Rae has worked tirelessly to not only improve how Businessolver operates, but she has become a thought leader in the HR/benefits realm as a whole, modeling empathetic leadership tactics that have been proven to increase employee retention, work production, and overall wellness in the workplace.
Rae has also championed transforming Businessolver’s culture and employee engagement strategy to highlight strength-focused management tactics as well as developing revolutionary team structures that are improving the way Businessolver can service clients, ensuring delight and keeping communication open, honest, and transparent.
We sat down with Rae to chat about her professional career and personal journey as well as highlight her role models and her advice for the future leaders.
What were the biggest hurdles in your professional career at Businessolver? How did you overcome them?
I actually want to go back to the beginning of my career, to my first professional job. Out of college, I went to work for Maytag Company. At that point, there were very few professional women in leadership positions there; in 1990 many were mostly in administrative roles. Graduating college and starting in a professional role as a woman, I faced the challenge of not allowing others to place me in the role they generally thought of women in. The image that presented itself when some of these guys thought about women in the workplace looked different than me. Change is difficult for people. It was also difficult to have to be on the continuing end of change in certain industries. Even though I was young, in fact especially because I was young, I had to prove that I was competent being in a professional role.
What has been your greatest moment at Businessolver?

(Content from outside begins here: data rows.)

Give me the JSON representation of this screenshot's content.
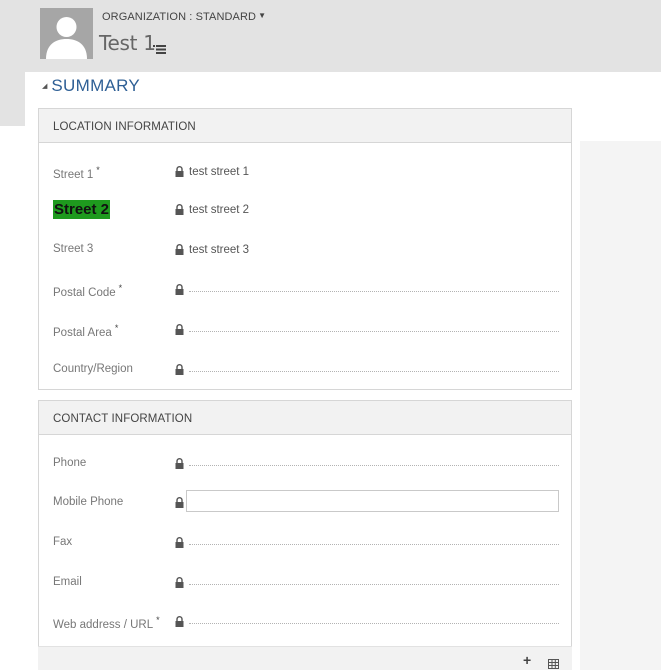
{
  "header": {
    "entity_type": "ORGANIZATION : STANDARD",
    "record_title": "Test 1"
  },
  "summary": {
    "label": "SUMMARY"
  },
  "location_section": {
    "title": "LOCATION INFORMATION",
    "fields": [
      {
        "label": "Street 1",
        "required": "*",
        "value": "test street 1"
      },
      {
        "label": "Street 2",
        "value": "test street 2"
      },
      {
        "label": "Street 3",
        "value": "test street 3"
      },
      {
        "label": "Postal Code",
        "required": "*",
        "value": ""
      },
      {
        "label": "Postal Area",
        "required": "*",
        "value": ""
      },
      {
        "label": "Country/Region",
        "value": ""
      }
    ]
  },
  "contact_section": {
    "title": "CONTACT INFORMATION",
    "fields": [
      {
        "label": "Phone",
        "value": ""
      },
      {
        "label": "Mobile Phone",
        "value": ""
      },
      {
        "label": "Fax",
        "value": ""
      },
      {
        "label": "Email",
        "value": ""
      },
      {
        "label": "Web address / URL",
        "required": "*",
        "value": ""
      }
    ]
  },
  "colors": {
    "accent_blue": "#2e5f95",
    "highlight_green": "#1e9a1e"
  },
  "icons": {
    "avatar": "person-silhouette-icon",
    "lock": "lock-icon",
    "menu": "list-menu-icon",
    "add": "plus-icon",
    "grid": "grid-icon"
  }
}
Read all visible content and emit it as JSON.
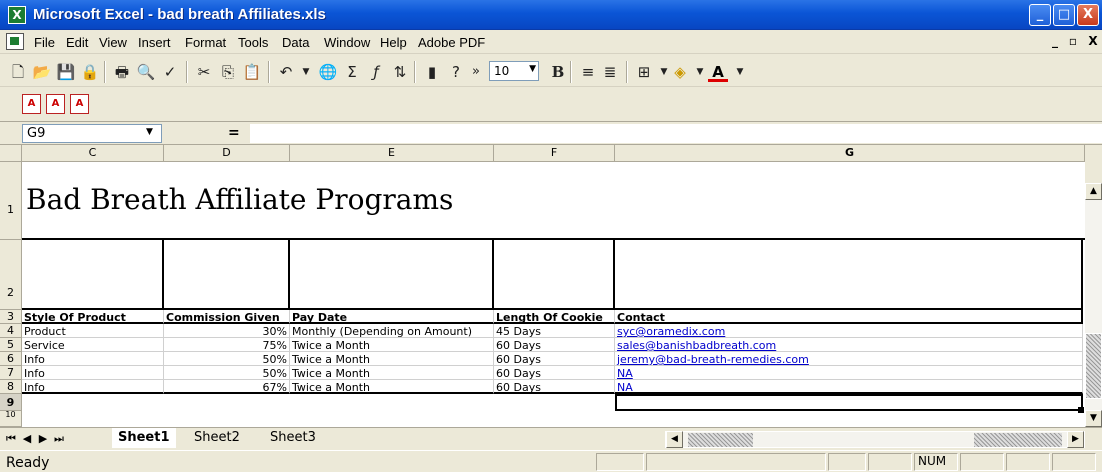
{
  "window": {
    "title": "Microsoft Excel - bad breath Affiliates.xls",
    "caption": {
      "minimize": "_",
      "maximize": "□",
      "close": "X"
    }
  },
  "menu": [
    "File",
    "Edit",
    "View",
    "Insert",
    "Format",
    "Tools",
    "Data",
    "Window",
    "Help",
    "Adobe PDF"
  ],
  "mdi": {
    "minimize": "_",
    "restore": "▫",
    "close": "X"
  },
  "toolbar": {
    "font_size": "10",
    "bold": "B",
    "font_color": "A",
    "more": "»"
  },
  "name_box": "G9",
  "formula_eq": "=",
  "columns": [
    "C",
    "D",
    "E",
    "F",
    "G"
  ],
  "rows": [
    "1",
    "2",
    "3",
    "4",
    "5",
    "6",
    "7",
    "8",
    "9",
    "10"
  ],
  "sheet": {
    "title": "Bad Breath Affiliate Programs",
    "headers": [
      "Style Of Product",
      "Commission Given",
      "Pay Date",
      "Length Of Cookie",
      "Contact"
    ],
    "data": [
      [
        "Product",
        "30%",
        "Monthly (Depending on Amount)",
        "45 Days",
        "syc@oramedix.com"
      ],
      [
        "Service",
        "75%",
        "Twice a Month",
        "60 Days",
        "sales@banishbadbreath.com"
      ],
      [
        "Info",
        "50%",
        "Twice a Month",
        "60 Days",
        "jeremy@bad-breath-remedies.com"
      ],
      [
        "Info",
        "50%",
        "Twice a Month",
        "60 Days",
        "NA"
      ],
      [
        "Info",
        "67%",
        "Twice a Month",
        "60 Days",
        "NA"
      ]
    ]
  },
  "tabs": [
    "Sheet1",
    "Sheet2",
    "Sheet3"
  ],
  "status": {
    "ready": "Ready",
    "num": "NUM"
  }
}
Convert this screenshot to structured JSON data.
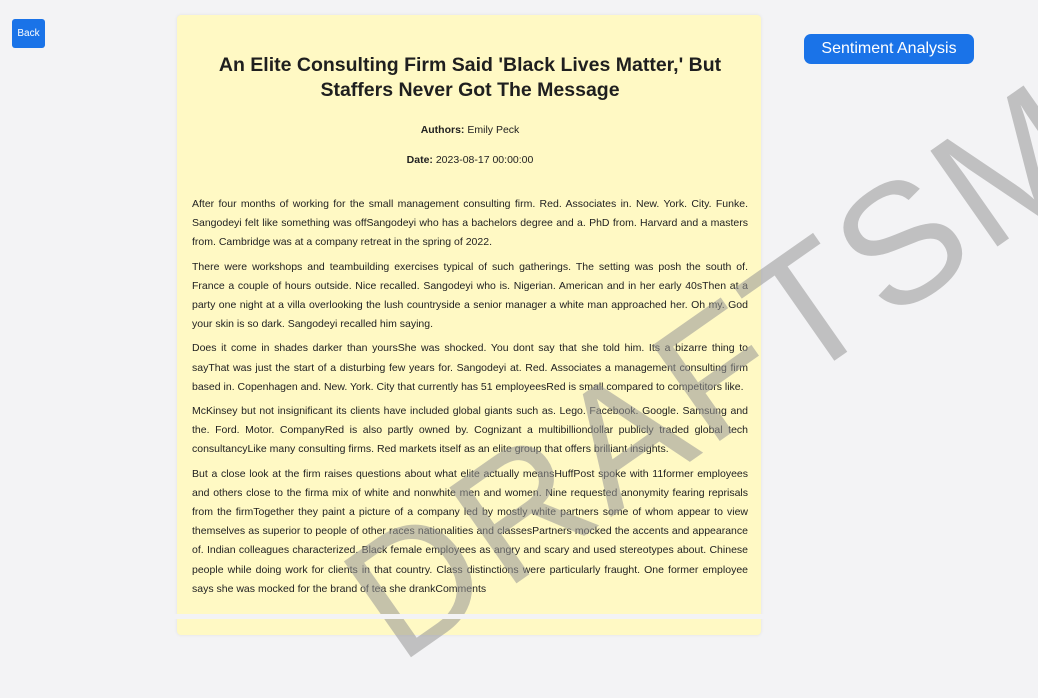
{
  "buttons": {
    "back_label": "Back",
    "sentiment_label": "Sentiment Analysis"
  },
  "article": {
    "title": "An Elite Consulting Firm Said 'Black Lives Matter,' But Staffers Never Got The Message",
    "authors_label": "Authors:",
    "authors_value": "Emily Peck",
    "date_label": "Date:",
    "date_value": "2023-08-17 00:00:00",
    "paragraphs": [
      "After four months of working for the small management consulting firm. Red. Associates in. New. York. City. Funke. Sangodeyi felt like something was offSangodeyi who has a bachelors degree and a. PhD from. Harvard and a masters from. Cambridge was at a company retreat in the spring of 2022.",
      "There were workshops and teambuilding exercises typical of such gatherings. The setting was posh the south of. France a couple of hours outside. Nice recalled. Sangodeyi who is. Nigerian. American and in her early 40sThen at a party one night at a villa overlooking the lush countryside a senior manager a white man approached her. Oh my. God your skin is so dark. Sangodeyi recalled him saying.",
      "Does it come in shades darker than yoursShe was shocked. You dont say that she told him. Its a bizarre thing to sayThat was just the start of a disturbing few years for. Sangodeyi at. Red. Associates a management consulting firm based in. Copenhagen and. New. York. City that currently has 51 employeesRed is small compared to competitors like.",
      "McKinsey but not insignificant its clients have included global giants such as. Lego. Facebook. Google. Samsung and the. Ford. Motor. CompanyRed is also partly owned by. Cognizant a multibilliondollar publicly traded global tech consultancyLike many consulting firms. Red markets itself as an elite group that offers brilliant insights.",
      "But a close look at the firm raises questions about what elite actually meansHuffPost spoke with 11former employees and others close to the firma mix of white and nonwhite men and women. Nine requested anonymity fearing reprisals from the firmTogether they paint a picture of a company led by mostly white partners some of whom appear to view themselves as superior to people of other races nationalities and classesPartners mocked the accents and appearance of. Indian colleagues characterized. Black female employees as angry and scary and used stereotypes about. Chinese people while doing work for clients in that country. Class distinctions were particularly fraught. One former employee says she was mocked for the brand of tea she drankComments"
    ]
  },
  "watermark": {
    "text": "DRAFTSM",
    "visible_text": "SM",
    "color": "#969696"
  },
  "colors": {
    "accent": "#1a73e8",
    "article_bg": "#fff9c4",
    "page_bg": "#f3f3f5"
  }
}
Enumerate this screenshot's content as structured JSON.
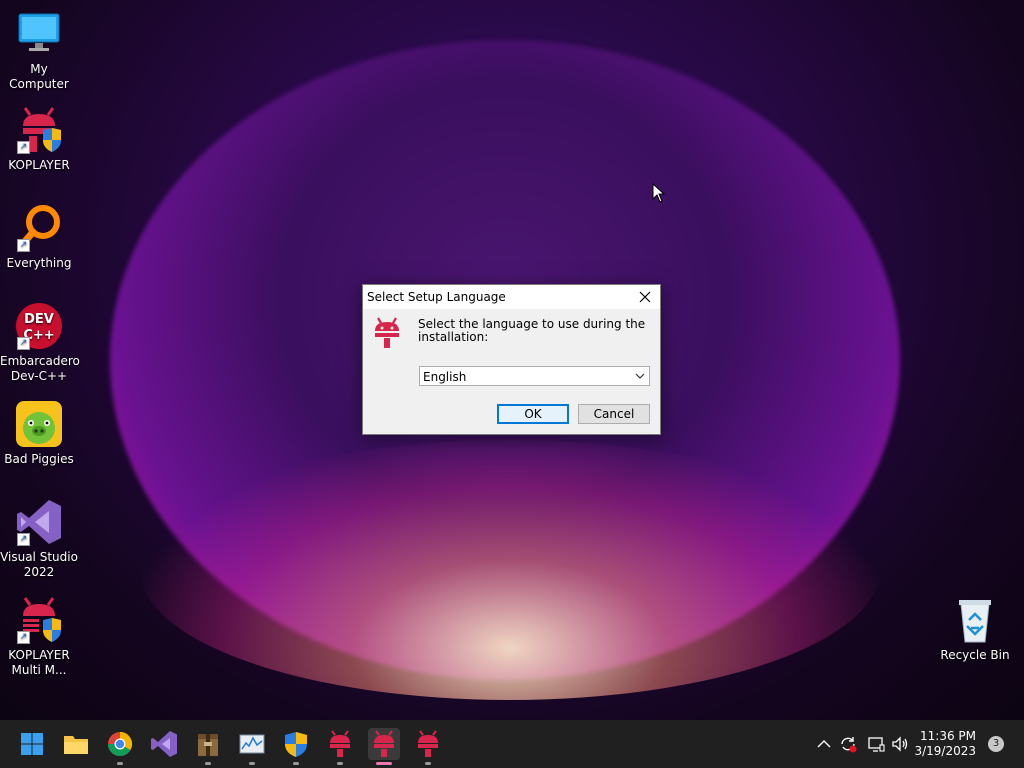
{
  "desktop": {
    "icons": [
      {
        "label": "My Computer",
        "icon": "monitor-icon"
      },
      {
        "label": "KOPLAYER",
        "icon": "koplayer-icon"
      },
      {
        "label": "Everything",
        "icon": "magnifier-icon"
      },
      {
        "label": "Embarcadero Dev-C++",
        "icon": "devcpp-icon",
        "logo_text": "DEV C++"
      },
      {
        "label": "Bad Piggies",
        "icon": "bad-piggies-icon"
      },
      {
        "label": "Visual Studio 2022",
        "icon": "visual-studio-icon"
      },
      {
        "label": "KOPLAYER Multi M...",
        "icon": "koplayer-multi-icon"
      },
      {
        "label": "Recycle Bin",
        "icon": "recycle-bin-icon"
      }
    ]
  },
  "dialog": {
    "title": "Select Setup Language",
    "message": "Select the language to use during the installation:",
    "language_selected": "English",
    "ok_label": "OK",
    "cancel_label": "Cancel"
  },
  "taskbar": {
    "apps": [
      {
        "name": "start",
        "icon": "windows-start-icon"
      },
      {
        "name": "file-explorer",
        "icon": "folder-icon"
      },
      {
        "name": "chrome",
        "icon": "chrome-icon"
      },
      {
        "name": "visual-studio",
        "icon": "visual-studio-icon"
      },
      {
        "name": "archive",
        "icon": "archive-icon"
      },
      {
        "name": "monitor",
        "icon": "performance-monitor-icon"
      },
      {
        "name": "security",
        "icon": "uac-shield-icon"
      },
      {
        "name": "koplayer-1",
        "icon": "koplayer-icon"
      },
      {
        "name": "koplayer-2",
        "icon": "koplayer-icon"
      },
      {
        "name": "koplayer-3",
        "icon": "koplayer-icon"
      }
    ],
    "clock_time": "11:36 PM",
    "clock_date": "3/19/2023",
    "notification_count": "3"
  },
  "colors": {
    "accent": "#0078d7",
    "koplayer": "#d8254c",
    "taskbar": "#202020"
  }
}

Every day. I am serious; over the course of 18 years, it’s fun to see how everyone evolves and see the success people have. It’s a wonderful place to be.
Businessolver is somewhat unique with so many women in top positions. Was this part of the hiring strategy? If so, why? What has the company gained because of this?
Do I say it was intentional? No, but it made sense. Here’s why: Jon and Sean were founders of the company and I came on board in 2000 when we were really starting to grow and ramp up. We had a lot of positions to fill and a lot of work to do. Plus, we were on the edge of the industry, changing and adapting all the time. It was a whirlwind! We wanted to hire good, smart, adaptable people with a growth-oriented state of mind. It doesn’t matter if you’re male, female, what race or gender – it doesn’t matter. What matters most is that you have the right spirit and attitude. What ended up happening is that women rose to the top because of their drive, innovation, and overall attitude. It wasn’t intentional, it just worked.
Why do you think it’s important to have women in positions of power in a company (and the world)?
I believe there needs to be more thoughtful and empathetic people leading organizations that understand how they want to engage their employees, both women and men. If you aren’t empathetic, if you aren’t hiring good people who can push you and your business forward, and if you aren’t looking around you at the changes in the world and adapting and pivoting to grow, then you shouldn’t be a leader in the first place.
What is your ideal future for women in the workplace?
My vision for the future is that we no longer need to ask this question. Women will just be in the future of the workplace. No questions asked.
What woman/women in history do you admire most and why?
When I thought about this question, I instantly went back to high school. I did a research paper for one of my favorite teachers, Ms. Spiker, on Harriet Tubman. One of the quotes that has always stayed with me is, “Every great dream begins with a dreamer. Always remember, you have within you the strength, the patience, the passion to reach for the stars to change the world.” I’ve always remembered that message, and it’s something I’ve thought about over the years and have tried to embody in my everyday work. Sometimes we can find it hard to admit, but I’m proud to say, I am working hard to change the world, every day I work hard to give others the opportunity to succeed and I strive to push myself to keep improving my strengths, listening to my peers and employees, and to reach for the stars.
What woman/women inspired you to be the leader you are today?
I’d have to say it’s two wonderful women: Anne Wignall, who was another professional woman I worked with at Maytag for a couple years and I always thought, she exuded such poise and professionalism throughout her career. I really respected her. About 4 years ago she introduced me to Cy Wakeman. I’ve been working very closely with Cy, and she has really changed the way I approach leadership. She’s been a revolutionary mentor and has truly inspired me along my journey.
What advice would you give to women following in your footsteps?
It’s ok to be real. True performers are going to succeed in spite of their circumstances. Sometimes it’s easy to blame things on other people but whether you are a woman or a man, you need to believe in yourself and believe that you can succeed.
If you could give advice to your 20-year-old self, what would that be?
I lived and learned a lot; I wouldn’t change a thing. But some advice I would give to myself would probably be have a little more fun and don’t be quite so serious. I was a pretty serious 20-year-old. I graduated from school early and I had my first professional job before graduation and started working right away. The positive end of that is where I am today. But, I must admit, I was pretty intense. (laughs)